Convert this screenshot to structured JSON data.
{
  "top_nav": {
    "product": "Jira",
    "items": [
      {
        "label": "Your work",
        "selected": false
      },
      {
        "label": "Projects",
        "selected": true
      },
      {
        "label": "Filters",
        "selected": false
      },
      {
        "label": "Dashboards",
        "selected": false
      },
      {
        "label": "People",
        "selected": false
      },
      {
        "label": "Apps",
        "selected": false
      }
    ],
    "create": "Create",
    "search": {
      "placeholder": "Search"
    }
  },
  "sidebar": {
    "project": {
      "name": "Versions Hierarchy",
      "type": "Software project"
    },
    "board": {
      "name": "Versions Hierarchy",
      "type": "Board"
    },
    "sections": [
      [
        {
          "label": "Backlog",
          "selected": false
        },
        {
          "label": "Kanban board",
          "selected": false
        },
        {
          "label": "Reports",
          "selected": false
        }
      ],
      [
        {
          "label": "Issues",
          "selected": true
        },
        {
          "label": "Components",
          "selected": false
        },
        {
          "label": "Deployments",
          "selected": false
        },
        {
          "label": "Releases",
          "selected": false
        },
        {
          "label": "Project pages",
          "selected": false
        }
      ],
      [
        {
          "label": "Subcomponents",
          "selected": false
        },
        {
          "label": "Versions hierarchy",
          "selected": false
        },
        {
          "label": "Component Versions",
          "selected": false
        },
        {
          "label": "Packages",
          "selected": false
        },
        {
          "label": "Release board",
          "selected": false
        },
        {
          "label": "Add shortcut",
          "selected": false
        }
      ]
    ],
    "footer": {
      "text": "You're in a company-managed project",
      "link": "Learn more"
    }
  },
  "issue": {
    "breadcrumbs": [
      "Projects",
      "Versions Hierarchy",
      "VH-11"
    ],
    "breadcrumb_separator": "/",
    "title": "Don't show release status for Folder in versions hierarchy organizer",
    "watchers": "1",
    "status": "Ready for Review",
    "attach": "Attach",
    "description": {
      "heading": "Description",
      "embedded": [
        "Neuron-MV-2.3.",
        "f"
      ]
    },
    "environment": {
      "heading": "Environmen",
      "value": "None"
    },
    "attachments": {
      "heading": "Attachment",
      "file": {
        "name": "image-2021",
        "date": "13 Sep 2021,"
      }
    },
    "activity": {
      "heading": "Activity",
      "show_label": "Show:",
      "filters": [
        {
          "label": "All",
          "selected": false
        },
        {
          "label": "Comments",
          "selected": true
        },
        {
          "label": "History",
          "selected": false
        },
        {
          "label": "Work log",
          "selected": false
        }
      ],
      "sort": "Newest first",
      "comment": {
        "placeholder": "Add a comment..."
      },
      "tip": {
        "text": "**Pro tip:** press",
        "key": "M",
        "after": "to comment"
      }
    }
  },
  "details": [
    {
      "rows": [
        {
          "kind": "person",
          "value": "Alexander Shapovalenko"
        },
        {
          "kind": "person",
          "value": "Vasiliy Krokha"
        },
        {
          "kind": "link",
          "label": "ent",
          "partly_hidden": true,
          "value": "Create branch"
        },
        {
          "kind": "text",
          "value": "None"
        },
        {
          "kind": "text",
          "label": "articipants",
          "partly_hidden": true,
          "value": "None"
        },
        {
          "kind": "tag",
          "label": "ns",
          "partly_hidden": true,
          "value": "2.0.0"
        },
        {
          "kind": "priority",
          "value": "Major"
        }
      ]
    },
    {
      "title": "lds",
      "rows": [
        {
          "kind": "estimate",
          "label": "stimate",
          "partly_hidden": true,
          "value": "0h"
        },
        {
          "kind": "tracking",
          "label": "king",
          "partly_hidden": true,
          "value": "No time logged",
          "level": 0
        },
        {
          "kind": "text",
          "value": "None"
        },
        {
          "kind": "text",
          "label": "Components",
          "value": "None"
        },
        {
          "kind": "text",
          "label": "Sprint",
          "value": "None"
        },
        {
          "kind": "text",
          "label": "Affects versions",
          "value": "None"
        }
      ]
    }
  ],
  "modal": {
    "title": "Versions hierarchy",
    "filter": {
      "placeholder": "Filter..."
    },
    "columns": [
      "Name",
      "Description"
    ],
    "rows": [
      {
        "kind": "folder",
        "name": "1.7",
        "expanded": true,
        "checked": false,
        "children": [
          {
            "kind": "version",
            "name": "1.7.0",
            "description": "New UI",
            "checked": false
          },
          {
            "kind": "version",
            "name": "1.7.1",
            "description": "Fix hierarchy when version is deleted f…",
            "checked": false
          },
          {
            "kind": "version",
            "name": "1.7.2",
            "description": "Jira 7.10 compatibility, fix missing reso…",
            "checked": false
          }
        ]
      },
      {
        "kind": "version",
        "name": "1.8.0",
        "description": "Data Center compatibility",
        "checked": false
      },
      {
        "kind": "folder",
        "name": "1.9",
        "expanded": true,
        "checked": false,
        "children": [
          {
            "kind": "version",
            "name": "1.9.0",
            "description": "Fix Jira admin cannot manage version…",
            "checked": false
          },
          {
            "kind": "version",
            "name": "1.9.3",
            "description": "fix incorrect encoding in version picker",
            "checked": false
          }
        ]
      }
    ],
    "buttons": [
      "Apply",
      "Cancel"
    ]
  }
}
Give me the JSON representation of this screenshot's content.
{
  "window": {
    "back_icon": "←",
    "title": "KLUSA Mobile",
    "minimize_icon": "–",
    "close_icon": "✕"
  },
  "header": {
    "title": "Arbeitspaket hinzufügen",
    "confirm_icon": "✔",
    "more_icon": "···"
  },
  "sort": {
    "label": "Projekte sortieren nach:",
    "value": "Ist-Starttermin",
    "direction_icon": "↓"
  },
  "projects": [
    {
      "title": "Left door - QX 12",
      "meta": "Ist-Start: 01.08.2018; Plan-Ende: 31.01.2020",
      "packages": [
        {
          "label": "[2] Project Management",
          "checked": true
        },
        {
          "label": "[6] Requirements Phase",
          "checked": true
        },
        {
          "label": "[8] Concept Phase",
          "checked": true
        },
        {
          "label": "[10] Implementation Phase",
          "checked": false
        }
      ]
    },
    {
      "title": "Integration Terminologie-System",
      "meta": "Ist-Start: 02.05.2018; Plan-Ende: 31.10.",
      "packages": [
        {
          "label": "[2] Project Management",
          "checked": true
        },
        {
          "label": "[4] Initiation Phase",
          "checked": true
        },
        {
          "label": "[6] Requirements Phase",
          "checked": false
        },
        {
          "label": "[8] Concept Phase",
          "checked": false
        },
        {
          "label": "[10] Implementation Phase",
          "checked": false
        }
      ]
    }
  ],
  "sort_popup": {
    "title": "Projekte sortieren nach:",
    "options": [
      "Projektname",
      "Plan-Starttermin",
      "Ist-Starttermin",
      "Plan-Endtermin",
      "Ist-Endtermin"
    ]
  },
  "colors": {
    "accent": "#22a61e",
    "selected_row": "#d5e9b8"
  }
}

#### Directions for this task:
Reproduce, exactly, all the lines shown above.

#### Reply:
Convert this screenshot to structured JSON data.
{
  "top_nav": {
    "product": "Jira",
    "items": [
      {
        "label": "Your work",
        "selected": false
      },
      {
        "label": "Projects",
        "selected": true
      },
      {
        "label": "Filters",
        "selected": false
      },
      {
        "label": "Dashboards",
        "selected": false
      },
      {
        "label": "People",
        "selected": false
      },
      {
        "label": "Apps",
        "selected": false
      }
    ],
    "create": "Create",
    "search": {
      "placeholder": "Search"
    }
  },
  "sidebar": {
    "project": {
      "name": "Versions Hierarchy",
      "type": "Software project"
    },
    "board": {
      "name": "Versions Hierarchy",
      "type": "Board"
    },
    "sections": [
      [
        {
          "label": "Backlog",
          "selected": false
        },
        {
          "label": "Kanban board",
          "selected": false
        },
        {
          "label": "Reports",
          "selected": false
        }
      ],
      [
        {
          "label": "Issues",
          "selected": true
        },
        {
          "label": "Components",
          "selected": false
        },
        {
          "label": "Deployments",
          "selected": false
        },
        {
          "label": "Releases",
          "selected": false
        },
        {
          "label": "Project pages",
          "selected": false
        }
      ],
      [
        {
          "label": "Subcomponents",
          "selected": false
        },
        {
          "label": "Versions hierarchy",
          "selected": false
        },
        {
          "label": "Component Versions",
          "selected": false
        },
        {
          "label": "Packages",
          "selected": false
        },
        {
          "label": "Release board",
          "selected": false
        },
        {
          "label": "Add shortcut",
          "selected": false
        }
      ]
    ],
    "footer": {
      "text": "You're in a company-managed project",
      "link": "Learn more"
    }
  },
  "issue": {
    "breadcrumbs": [
      "Projects",
      "Versions Hierarchy",
      "VH-11"
    ],
    "breadcrumb_separator": "/",
    "title": "Don't show release status for Folder in versions hierarchy organizer",
    "watchers": "1",
    "status": "Ready for Review",
    "attach": "Attach",
    "description": {
      "heading": "Description",
      "embedded": [
        "Neuron-MV-2.3.",
        "f"
      ]
    },
    "environment": {
      "heading": "Environmen",
      "value": "None"
    },
    "attachments": {
      "heading": "Attachment",
      "file": {
        "name": "image-2021",
        "date": "13 Sep 2021,"
      }
    },
    "activity": {
      "heading": "Activity",
      "show_label": "Show:",
      "filters": [
        {
          "label": "All",
          "selected": false
        },
        {
          "label": "Comments",
          "selected": true
        },
        {
          "label": "History",
          "selected": false
        },
        {
          "label": "Work log",
          "selected": false
        }
      ],
      "sort": "Newest first",
      "comment": {
        "placeholder": "Add a comment..."
      },
      "tip": {
        "text": "**Pro tip:** press",
        "key": "M",
        "after": "to comment"
      }
    }
  },
  "details": [
    {
      "rows": [
        {
          "kind": "person",
          "value": "Alexander Shapovalenko"
        },
        {
          "kind": "person",
          "value": "Vasiliy Krokha"
        },
        {
          "kind": "link",
          "label": "ent",
          "partly_hidden": true,
          "value": "Create branch"
        },
        {
          "kind": "text",
          "value": "None"
        },
        {
          "kind": "text",
          "label": "articipants",
          "partly_hidden": true,
          "value": "None"
        },
        {
          "kind": "tag",
          "label": "ns",
          "partly_hidden": true,
          "value": "2.0.0"
        },
        {
          "kind": "priority",
          "value": "Major"
        }
      ]
    },
    {
      "title": "lds",
      "rows": [
        {
          "kind": "estimate",
          "label": "stimate",
          "partly_hidden": true,
          "value": "0h"
        },
        {
          "kind": "tracking",
          "label": "king",
          "partly_hidden": true,
          "value": "No time logged",
          "level": 0
        },
        {
          "kind": "text",
          "value": "None"
        },
        {
          "kind": "text",
          "label": "Components",
          "value": "None"
        },
        {
          "kind": "text",
          "label": "Sprint",
          "value": "None"
        },
        {
          "kind": "text",
          "label": "Affects versions",
          "value": "None"
        }
      ]
    }
  ],
  "modal": {
    "title": "Versions hierarchy",
    "filter": {
      "placeholder": "Filter..."
    },
    "columns": [
      "Name",
      "Description"
    ],
    "rows": [
      {
        "kind": "folder",
        "name": "1.7",
        "expanded": true,
        "checked": false,
        "children": [
          {
            "kind": "version",
            "name": "1.7.0",
            "description": "New UI",
            "checked": false
          },
          {
            "kind": "version",
            "name": "1.7.1",
            "description": "Fix hierarchy when version is deleted f…",
            "checked": false
          },
          {
            "kind": "version",
            "name": "1.7.2",
            "description": "Jira 7.10 compatibility, fix missing reso…",
            "checked": false
          }
        ]
      },
      {
        "kind": "version",
        "name": "1.8.0",
        "description": "Data Center compatibility",
        "checked": false
      },
      {
        "kind": "folder",
        "name": "1.9",
        "expanded": true,
        "checked": false,
        "children": [
          {
            "kind": "version",
            "name": "1.9.0",
            "description": "Fix Jira admin cannot manage version…",
            "checked": false
          },
          {
            "kind": "version",
            "name": "1.9.3",
            "description": "fix incorrect encoding in version picker",
            "checked": false
          }
        ]
      }
    ],
    "buttons": [
      "Apply",
      "Cancel"
    ]
  }
}
Give me the JSON representation of this screenshot's content.
{
  "window": {
    "back_icon": "←",
    "title": "KLUSA Mobile",
    "minimize_icon": "–",
    "close_icon": "✕"
  },
  "header": {
    "title": "Arbeitspaket hinzufügen",
    "confirm_icon": "✔",
    "more_icon": "···"
  },
  "sort": {
    "label": "Projekte sortieren nach:",
    "value": "Ist-Starttermin",
    "direction_icon": "↓"
  },
  "projects": [
    {
      "title": "Left door - QX 12",
      "meta": "Ist-Start: 01.08.2018; Plan-Ende: 31.01.2020",
      "packages": [
        {
          "label": "[2] Project Management",
          "checked": true
        },
        {
          "label": "[6] Requirements Phase",
          "checked": true
        },
        {
          "label": "[8] Concept Phase",
          "checked": true
        },
        {
          "label": "[10] Implementation Phase",
          "checked": false
        }
      ]
    },
    {
      "title": "Integration Terminologie-System",
      "meta": "Ist-Start: 02.05.2018; Plan-Ende: 31.10.",
      "packages": [
        {
          "label": "[2] Project Management",
          "checked": true
        },
        {
          "label": "[4] Initiation Phase",
          "checked": true
        },
        {
          "label": "[6] Requirements Phase",
          "checked": false
        },
        {
          "label": "[8] Concept Phase",
          "checked": false
        },
        {
          "label": "[10] Implementation Phase",
          "checked": false
        }
      ]
    }
  ],
  "sort_popup": {
    "title": "Projekte sortieren nach:",
    "options": [
      "Projektname",
      "Plan-Starttermin",
      "Ist-Starttermin",
      "Plan-Endtermin",
      "Ist-Endtermin"
    ]
  },
  "colors": {
    "accent": "#22a61e",
    "selected_row": "#d5e9b8"
  }
}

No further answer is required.